Task directions |
Your reply should reproduce the data below without a single alteration, apart from dropping the images.

───── Available data ─────

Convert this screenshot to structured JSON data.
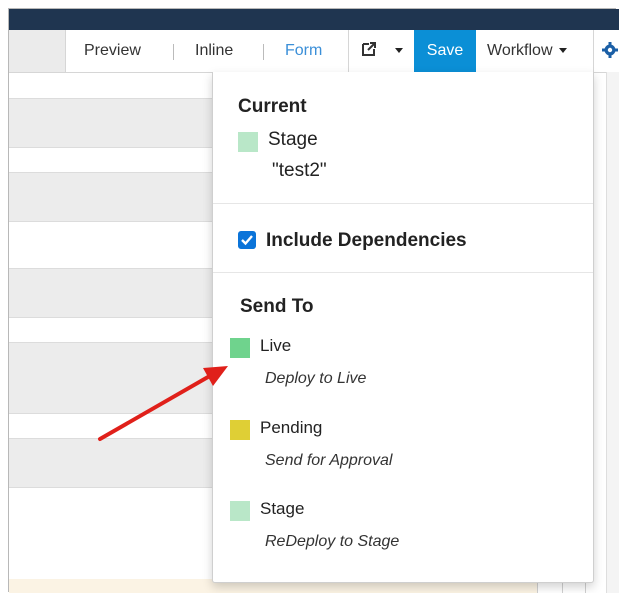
{
  "toolbar": {
    "preview": "Preview",
    "inline": "Inline",
    "form": "Form",
    "save": "Save",
    "workflow": "Workflow"
  },
  "dropdown": {
    "current_heading": "Current",
    "current_stage_label": "Stage",
    "current_stage_value": "\"test2\"",
    "include_dependencies": "Include Dependencies",
    "include_dependencies_checked": true,
    "send_to_heading": "Send To",
    "targets": [
      {
        "label": "Live",
        "description": "Deploy to Live",
        "color": "#6fd38d"
      },
      {
        "label": "Pending",
        "description": "Send for Approval",
        "color": "#dfcf35"
      },
      {
        "label": "Stage",
        "description": "ReDeploy to Stage",
        "color": "#b9e7c8"
      }
    ],
    "current_stage_color": "#b9e7c8"
  },
  "colors": {
    "topbar": "#1f3550",
    "save_button": "#0b8fd6",
    "form_link": "#3b8fd8",
    "arrow": "#e0201a"
  }
}
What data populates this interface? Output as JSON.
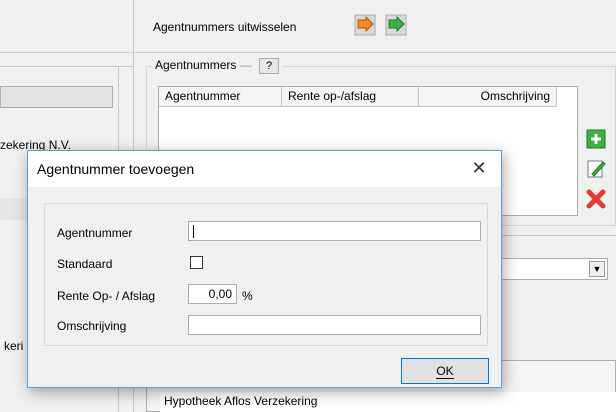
{
  "top": {
    "exchange_label": "Agentnummers uitwisselen"
  },
  "agent_group": {
    "legend": "Agentnummers",
    "help_label": "?",
    "columns": [
      "Agentnummer",
      "Rente op-/afslag",
      "Omschrijving"
    ]
  },
  "left_panel": {
    "text_1": "zekering N.V.",
    "text_2": "keri"
  },
  "bottom": {
    "row_text": "Hypotheek Aflos Verzekering"
  },
  "dialog": {
    "title": "Agentnummer toevoegen",
    "close_glyph": "✕",
    "agentnummer_label": "Agentnummer",
    "agentnummer_value": "",
    "standaard_label": "Standaard",
    "standaard_checked": false,
    "rente_label": "Rente Op- / Afslag",
    "rente_value": "0,00",
    "rente_unit": "%",
    "omschrijving_label": "Omschrijving",
    "omschrijving_value": "",
    "ok_label": "OK"
  },
  "colors": {
    "dialog_border": "#5a9fd6",
    "ok_border": "#0078d7",
    "add_green": "#3cb043",
    "delete_red": "#e53935",
    "export_orange": "#f08a24"
  }
}
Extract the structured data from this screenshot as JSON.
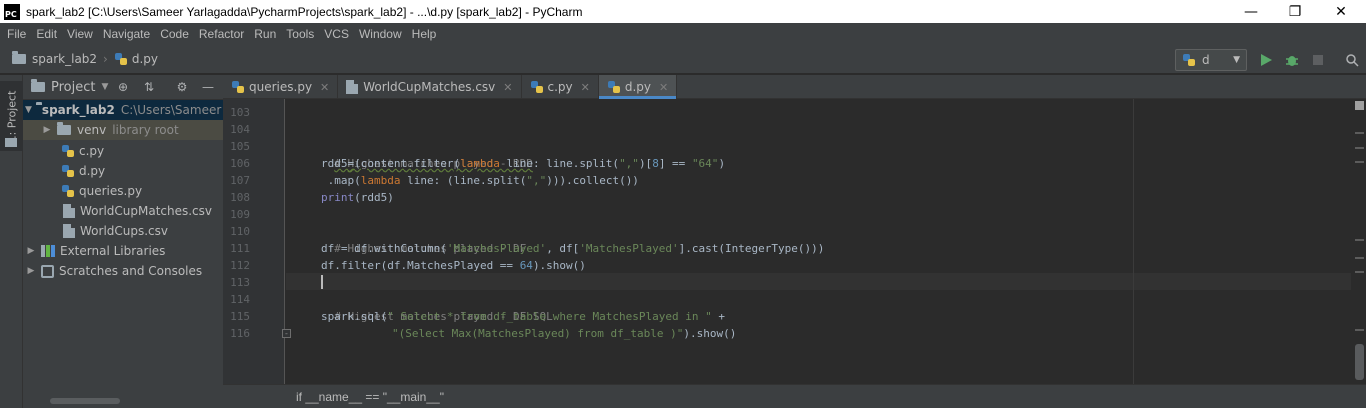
{
  "window": {
    "title": "spark_lab2 [C:\\Users\\Sameer Yarlagadda\\PycharmProjects\\spark_lab2] - ...\\d.py [spark_lab2] - PyCharm",
    "logo_text": "PC"
  },
  "menu": [
    "File",
    "Edit",
    "View",
    "Navigate",
    "Code",
    "Refactor",
    "Run",
    "Tools",
    "VCS",
    "Window",
    "Help"
  ],
  "navbar": {
    "project": "spark_lab2",
    "file": "d.py"
  },
  "run_config": {
    "name": "d"
  },
  "toolstrip": {
    "project_tab": "1: Project"
  },
  "project_panel": {
    "title": "Project",
    "tree": [
      {
        "label": "spark_lab2",
        "extra": "C:\\Users\\Sameer Y",
        "kind": "folder"
      },
      {
        "label": "venv",
        "extra": "library root",
        "kind": "folder"
      },
      {
        "label": "c.py",
        "kind": "py"
      },
      {
        "label": "d.py",
        "kind": "py"
      },
      {
        "label": "queries.py",
        "kind": "py"
      },
      {
        "label": "WorldCupMatches.csv",
        "kind": "file"
      },
      {
        "label": "WorldCups.csv",
        "kind": "file"
      },
      {
        "label": "External Libraries",
        "kind": "lib"
      },
      {
        "label": "Scratches and Consoles",
        "kind": "scratch"
      }
    ]
  },
  "editor": {
    "tabs": [
      {
        "label": "queries.py",
        "active": false
      },
      {
        "label": "WorldCupMatches.csv",
        "active": false
      },
      {
        "label": "c.py",
        "active": false
      },
      {
        "label": "d.py",
        "active": true
      }
    ],
    "line_numbers": [
      "103",
      "104",
      "105",
      "106",
      "107",
      "108",
      "109",
      "110",
      "111",
      "112",
      "113",
      "114",
      "115",
      "116"
    ],
    "code": {
      "l105": "# Highest matches played - RDD",
      "l106_a": "rdd5",
      "l106_b": "=",
      "l106_c": "(content.filter(",
      "l106_kw": "lambda",
      "l106_d": " line: line.split(",
      "l106_s1": "\",\"",
      "l106_e": ")[",
      "l106_n": "8",
      "l106_f": "] == ",
      "l106_s2": "\"64\"",
      "l106_g": ")",
      "l107_a": " .map(",
      "l107_kw": "lambda",
      "l107_b": " line: (line.split(",
      "l107_s": "\",\"",
      "l107_c": "))).collect())",
      "l108_kw": "print",
      "l108_b": "(rdd5)",
      "l110": "# Highest matches played - DF",
      "l111_a": "df = df.withColumn(",
      "l111_s1": "'MatchesPlayed'",
      "l111_b": ", df[",
      "l111_s2": "'MatchesPlayed'",
      "l111_c": "].cast(IntegerType()))",
      "l112_a": "df.filter(df.MatchesPlayed == ",
      "l112_n": "64",
      "l112_b": ").show()",
      "l114": "# Highest matches played - DF SQL",
      "l115_a": "spark.sql(",
      "l115_s": "\" Select * from df_table where MatchesPlayed in \"",
      "l115_b": " +",
      "l116_s": "\"(Select Max(MatchesPlayed) from df_table )\"",
      "l116_b": ").show()"
    }
  },
  "breadcrumb": "if __name__ == \"__main__\""
}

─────

Your response |
Convert this screenshot to structured JSON data.
{
  "toolbar": {
    "preview": "Preview",
    "inline": "Inline",
    "form": "Form",
    "save": "Save",
    "workflow": "Workflow"
  },
  "dropdown": {
    "current_heading": "Current",
    "current_stage_label": "Stage",
    "current_stage_value": "\"test2\"",
    "include_dependencies": "Include Dependencies",
    "include_dependencies_checked": true,
    "send_to_heading": "Send To",
    "targets": [
      {
        "label": "Live",
        "description": "Deploy to Live",
        "color": "#6fd38d"
      },
      {
        "label": "Pending",
        "description": "Send for Approval",
        "color": "#dfcf35"
      },
      {
        "label": "Stage",
        "description": "ReDeploy to Stage",
        "color": "#b9e7c8"
      }
    ],
    "current_stage_color": "#b9e7c8"
  },
  "colors": {
    "topbar": "#1f3550",
    "save_button": "#0b8fd6",
    "form_link": "#3b8fd8",
    "arrow": "#e0201a"
  }
}
What data populates this interface? Output as JSON.
{
  "top": {
    "exchange_label": "Agentnummers uitwisselen"
  },
  "agent_group": {
    "legend": "Agentnummers",
    "help_label": "?",
    "columns": [
      "Agentnummer",
      "Rente op-/afslag",
      "Omschrijving"
    ]
  },
  "left_panel": {
    "text_1": "zekering N.V.",
    "text_2": "keri"
  },
  "bottom": {
    "row_text": "Hypotheek Aflos Verzekering"
  },
  "dialog": {
    "title": "Agentnummer toevoegen",
    "close_glyph": "✕",
    "agentnummer_label": "Agentnummer",
    "agentnummer_value": "",
    "standaard_label": "Standaard",
    "standaard_checked": false,
    "rente_label": "Rente Op- / Afslag",
    "rente_value": "0,00",
    "rente_unit": "%",
    "omschrijving_label": "Omschrijving",
    "omschrijving_value": "",
    "ok_label": "OK"
  },
  "colors": {
    "dialog_border": "#5a9fd6",
    "ok_border": "#0078d7",
    "add_green": "#3cb043",
    "delete_red": "#e53935",
    "export_orange": "#f08a24"
  }
}
Extract the structured data from this screenshot as JSON.
{
  "window": {
    "title": "spark_lab2 [C:\\Users\\Sameer Yarlagadda\\PycharmProjects\\spark_lab2] - ...\\d.py [spark_lab2] - PyCharm",
    "logo_text": "PC"
  },
  "menu": [
    "File",
    "Edit",
    "View",
    "Navigate",
    "Code",
    "Refactor",
    "Run",
    "Tools",
    "VCS",
    "Window",
    "Help"
  ],
  "navbar": {
    "project": "spark_lab2",
    "file": "d.py"
  },
  "run_config": {
    "name": "d"
  },
  "toolstrip": {
    "project_tab": "1: Project"
  },
  "project_panel": {
    "title": "Project",
    "tree": [
      {
        "label": "spark_lab2",
        "extra": "C:\\Users\\Sameer Y",
        "kind": "folder"
      },
      {
        "label": "venv",
        "extra": "library root",
        "kind": "folder"
      },
      {
        "label": "c.py",
        "kind": "py"
      },
      {
        "label": "d.py",
        "kind": "py"
      },
      {
        "label": "queries.py",
        "kind": "py"
      },
      {
        "label": "WorldCupMatches.csv",
        "kind": "file"
      },
      {
        "label": "WorldCups.csv",
        "kind": "file"
      },
      {
        "label": "External Libraries",
        "kind": "lib"
      },
      {
        "label": "Scratches and Consoles",
        "kind": "scratch"
      }
    ]
  },
  "editor": {
    "tabs": [
      {
        "label": "queries.py",
        "active": false
      },
      {
        "label": "WorldCupMatches.csv",
        "active": false
      },
      {
        "label": "c.py",
        "active": false
      },
      {
        "label": "d.py",
        "active": true
      }
    ],
    "line_numbers": [
      "103",
      "104",
      "105",
      "106",
      "107",
      "108",
      "109",
      "110",
      "111",
      "112",
      "113",
      "114",
      "115",
      "116"
    ],
    "code": {
      "l105": "# Highest matches played - RDD",
      "l106_a": "rdd5",
      "l106_b": "=",
      "l106_c": "(content.filter(",
      "l106_kw": "lambda",
      "l106_d": " line: line.split(",
      "l106_s1": "\",\"",
      "l106_e": ")[",
      "l106_n": "8",
      "l106_f": "] == ",
      "l106_s2": "\"64\"",
      "l106_g": ")",
      "l107_a": " .map(",
      "l107_kw": "lambda",
      "l107_b": " line: (line.split(",
      "l107_s": "\",\"",
      "l107_c": "))).collect())",
      "l108_kw": "print",
      "l108_b": "(rdd5)",
      "l110": "# Highest matches played - DF",
      "l111_a": "df = df.withColumn(",
      "l111_s1": "'MatchesPlayed'",
      "l111_b": ", df[",
      "l111_s2": "'MatchesPlayed'",
      "l111_c": "].cast(IntegerType()))",
      "l112_a": "df.filter(df.MatchesPlayed == ",
      "l112_n": "64",
      "l112_b": ").show()",
      "l114": "# Highest matches played - DF SQL",
      "l115_a": "spark.sql(",
      "l115_s": "\" Select * from df_table where MatchesPlayed in \"",
      "l115_b": " +",
      "l116_s": "\"(Select Max(MatchesPlayed) from df_table )\"",
      "l116_b": ").show()"
    }
  },
  "breadcrumb": "if __name__ == \"__main__\""
}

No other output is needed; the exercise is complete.